If the weather is nice this weekend, Adam Weber plans to get some buddies together for a round of golf. If not, the former Gophers quarterback will relax at his family's home in Shoreview, enjoying the company of good friends.
He will not be waiting by the phone, fretting over where he might be picked in the NFL draft. Weber has done everything he can to maximize his chances, spending two months training with other prospects in Miami and time in Arizona working out with Eric Decker and Larry Fitzgerald Jr. He also has the enthusiastic support of agent Marc Lillibridge, who financed those expensive preparations, and longtime pro and college coach Marc Trestman, who is vouching for Weber's skills after working with him last winter.
They believe in him for the same reason he believes in himself. Throughout a Gophers career battered by instability and disappointment, Weber never lost his bottomless optimism, love for football and commitment to giving his best every day, for his team as well as himself. He said he feels certain there is an NFL team that will believe in him, too, so he will not sweat the details this weekend.
"My family wanted to throw a party, but I'm not sure I want to do that," said Weber, who is working out at the U while waiting for his future to unfold. "It can be a very stressful process, and I want it to be a nice, relaxed day.
"If I get a phone call, I get a phone call, and we'll go from there. And if it doesn't happen, then we'll take the next steps. Regardless of whether I get drafted, I know I'll be on a team. However I get there, I don't care."
Draft analysts predict Weber could be chosen in the middle or late rounds -- or not at all. Those who rank him lower point to his size (6-1) and his interceptions (51 over a 50-game career). Those who rank him higher have looked past that.
They see the guy who played in four different offensive schemes in five years, under three head coaches and four quarterback coaches, and never complained. No matter how daunting the adjustment or how harsh the criticism, Weber kept doing his job to the best of his ability. That's what convinced Lillibridge, a former NFL player and scout, to represent Weber -- and fund predraft training costs that Weber estimated at $15,000 to $20,000.
"Once I met him, I knew he was the kind of guy I wanted to represent," Lillibridge said. "He's got intelligence and moxie, and he's a leader."
Weber graduated last May with a degree in marketing, which enabled him to train full-time once the Gophers' season ended in November. He spent January and February in Miami, where he devoted 12 hours a day to preparing for the draft alongside top prospects such as Arkansas tight end D.J. Williams, Miami (Fla.) receiver Leonard Hankerson and Maryland receiver Torrey Smith.

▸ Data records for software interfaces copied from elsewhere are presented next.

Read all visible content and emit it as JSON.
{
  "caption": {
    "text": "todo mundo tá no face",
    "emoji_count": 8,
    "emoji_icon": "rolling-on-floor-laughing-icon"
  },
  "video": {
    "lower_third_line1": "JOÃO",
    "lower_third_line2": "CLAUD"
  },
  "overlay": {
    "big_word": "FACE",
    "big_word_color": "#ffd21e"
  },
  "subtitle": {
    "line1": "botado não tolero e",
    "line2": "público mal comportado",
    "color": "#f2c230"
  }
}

Detroit Lions quarterback Drew Stanton helped Weber with his throwing mechanics. Trestman gave him pointers for his March 8 pro day at the U, where Weber and others worked out for several NFL scouts. Decker, his former Gophers teammate who now plays for the Denver Broncos, told him what to expect when meeting with team representatives and invited him to train with NFL players in Arizona.
About eight teams have been in contact with Weber, and he visited the Jacksonville Jaguars. He understands some teams will dismiss him out of hand, but like Lillibridge, he is convinced that an organization that matches his values will give him a shot.
"I'm not just a bunch of numbers,'' Weber said. "I'm a guy who, regardless of what's going on, will do whatever I can to win. I'll never give up. I'll never be a distraction. I'll come in and be the hardest worker. That's what I have to sell."
Some NFL team -- one that appreciates integrity, selflessness and grit -- has the opportunity to snag a real bargain this weekend in Weber. More than once, he has been asked whether he wishes he had gone to another school, a place with fewer challenges and more success. To do so, he said, would be a pointless waste of energy.
Under Weber's philosophy, the most important play for any quarterback is the next one. Like always, he will be looking downfield this weekend, convinced that effort and belief will add up to something good.
"I'm not going to lie," he said. "It was very tough here at times, but I wasn't going to quit. I love competing, and I love the game of football, so I focused on doing the best I could every day. I know if I continue to work hard, things are going to work out."
Rachel Blount • email@example.com